Susan Burton co-authored an amazing book titled Becoming Ms. Burton, From Prison to Recovery to Leading the Fight for Incarcerated Women. She’s in town to deliver a public address in the auditorium of Grand Haven’s Lakeshore Middle School tomorrow or today, depending on when you're reading this. Thursday, the 13th.
Matt and I had the opportunity to record a podcast with Susan. And, the HFP team had an opportunity to socialize with her over an informal dinner. Now it's your turn, and I hope you take advantage of this opportunity.
It’s estimated that 85% of locked-up women were, at some time, physically or mentally abused…or both. Here in Michigan, as in every other state, disproportionately these women are Black and poor. Says Susan: “I was born and raised in those statistics.” The amazing thing is that, after battling substance addiction and after spending time in prison on 6 different occasions, she is making a difference! Her life is now devoted to stopping this cycle.
Not long after you begin reading her book, you arrive at this paragraph:
So I keep asking questions. Why are Black Americans incarcerated at nearly six times the rate of whites? Why are prison sentences for African Americans disproportionately higher? Once released, why do people faced a lifetime of discriminatory policies and practices that smother any chance of a better life?

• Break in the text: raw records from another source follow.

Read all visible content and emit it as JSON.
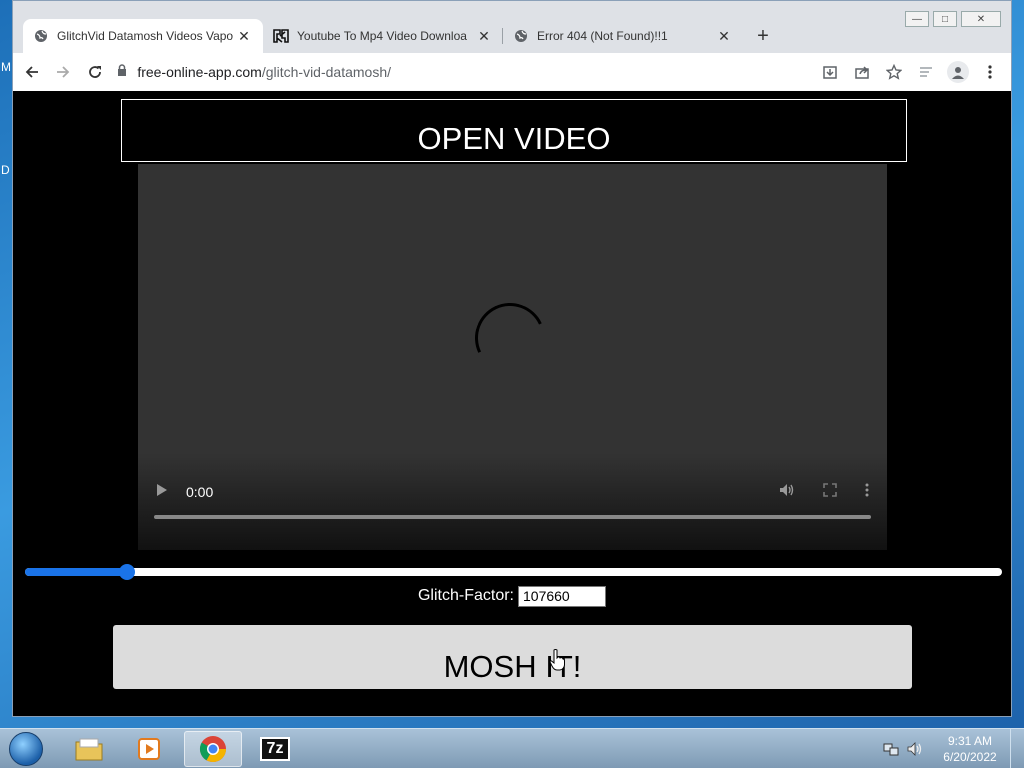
{
  "desktop": {
    "left_letter_1": "M",
    "left_letter_2": "D"
  },
  "window_controls": {
    "minimize": "—",
    "maximize": "□",
    "close": "✕"
  },
  "tabs": [
    {
      "title": "GlitchVid Datamosh Videos Vapo",
      "icon": "globe-icon",
      "close": "✕"
    },
    {
      "title": "Youtube To Mp4 Video Downloa",
      "icon": "site-logo-icon",
      "close": "✕"
    },
    {
      "title": "Error 404 (Not Found)!!1",
      "icon": "globe-icon",
      "close": "✕"
    }
  ],
  "new_tab": "+",
  "address": {
    "domain": "free-online-app.com",
    "path": "/glitch-vid-datamosh/"
  },
  "page": {
    "open_video_label": "OPEN VIDEO",
    "video_time": "0:00",
    "glitch_label": "Glitch-Factor:",
    "glitch_value": "107660",
    "slider_value": 0.104,
    "mosh_label": "MOSH IT!"
  },
  "taskbar": {
    "apps": [
      "explorer-icon",
      "media-player-icon",
      "chrome-icon",
      "7zip-icon"
    ],
    "sevenzip_text": "7z",
    "time": "9:31 AM",
    "date": "6/20/2022"
  },
  "colors": {
    "accent": "#1a73e8",
    "page_bg": "#000000",
    "video_bg": "#333333"
  }
}
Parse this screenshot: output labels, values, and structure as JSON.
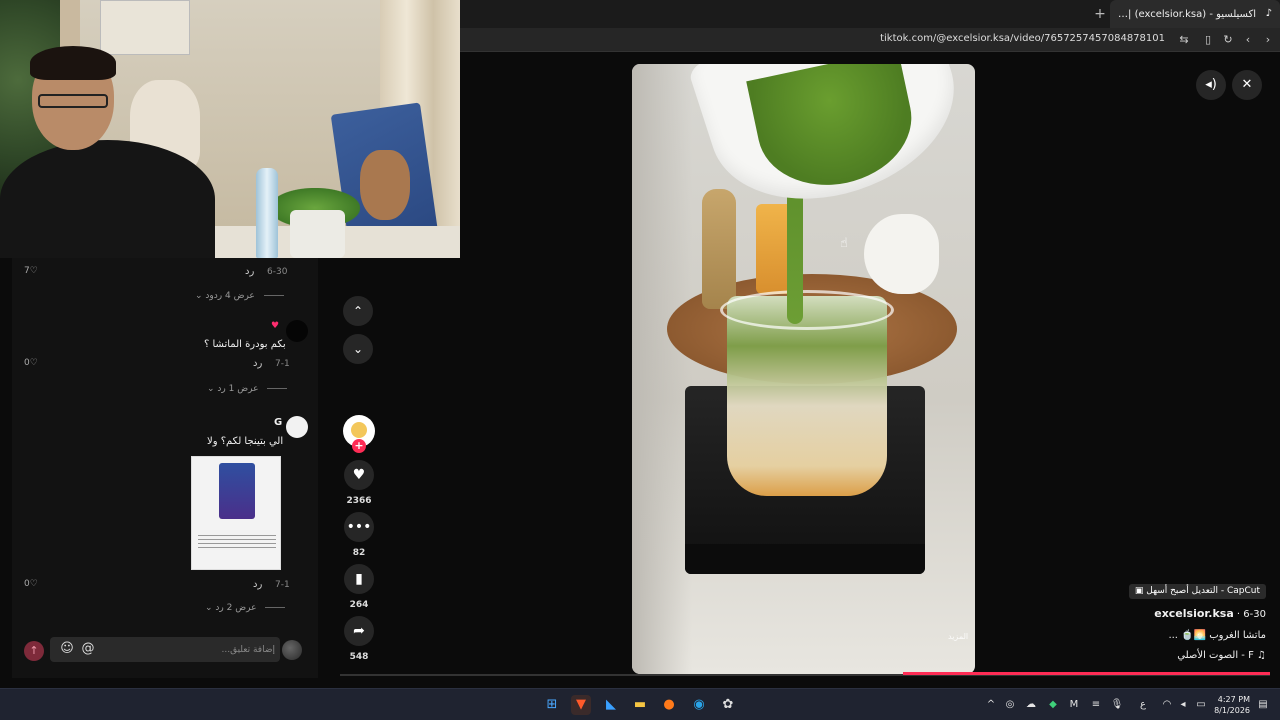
{
  "browser": {
    "tab_title": "اكسيلسيو - TikTok | (excelsior.ksa)",
    "url": "tiktok.com/@excelsior.ksa/video/7657257457084878101"
  },
  "comments": [
    {
      "date": "6-30",
      "reply_label": "رد",
      "likes": "7",
      "view_replies": "عرض 4 ردود"
    },
    {
      "text": "بكم بودرة الماتشا ؟",
      "date": "7-1",
      "reply_label": "رد",
      "likes": "0",
      "view_replies": "عرض 1 رد"
    },
    {
      "author": "G",
      "text": "الي بتينجا لكم؟ ولا",
      "date": "7-1",
      "reply_label": "رد",
      "likes": "0",
      "view_replies": "عرض 2 رد"
    }
  ],
  "comment_input": {
    "placeholder": "إضافة تعليق..."
  },
  "actions": {
    "likes": "2366",
    "comments": "82",
    "saves": "264",
    "shares": "548"
  },
  "video": {
    "watermark": "المزيد",
    "capcut_label": "CapCut - التعديل أصبح أسهل",
    "author": "excelsior.ksa",
    "date": "6-30",
    "caption": "ماتشا الغروب 🌅🍵 ...",
    "sound": "F - الصوت الأصلي"
  },
  "taskbar": {
    "time": "4:27 PM",
    "date": "8/1/2026",
    "lang": "ع"
  },
  "colors": {
    "accent": "#fe2c55",
    "taskbar": "#1f2330"
  }
}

She has not only been sober for the past 25 years…she’s busy! Her movement, A New Way of Life, which provides housing and other support to formerly incarcerated women, is spreading across the country!
And for the record, it’s not just women who struggle upon reentering the free world. The American Bar Association, Susan Burton claims, has documented 48,000 legal sanctions and restrictions imposed on people with criminal records. To our shame, these people get denied access to employment, student loans, housing, public assistance, custody of children…and sometimes the right to vote. Some are even denied the right to visit loved ones in prison.
It's important that you hear Susan Burton’s story. You’ll love her determined spirit.
Thursday, 7 PM…live at Lakeshore Middle School, or livestream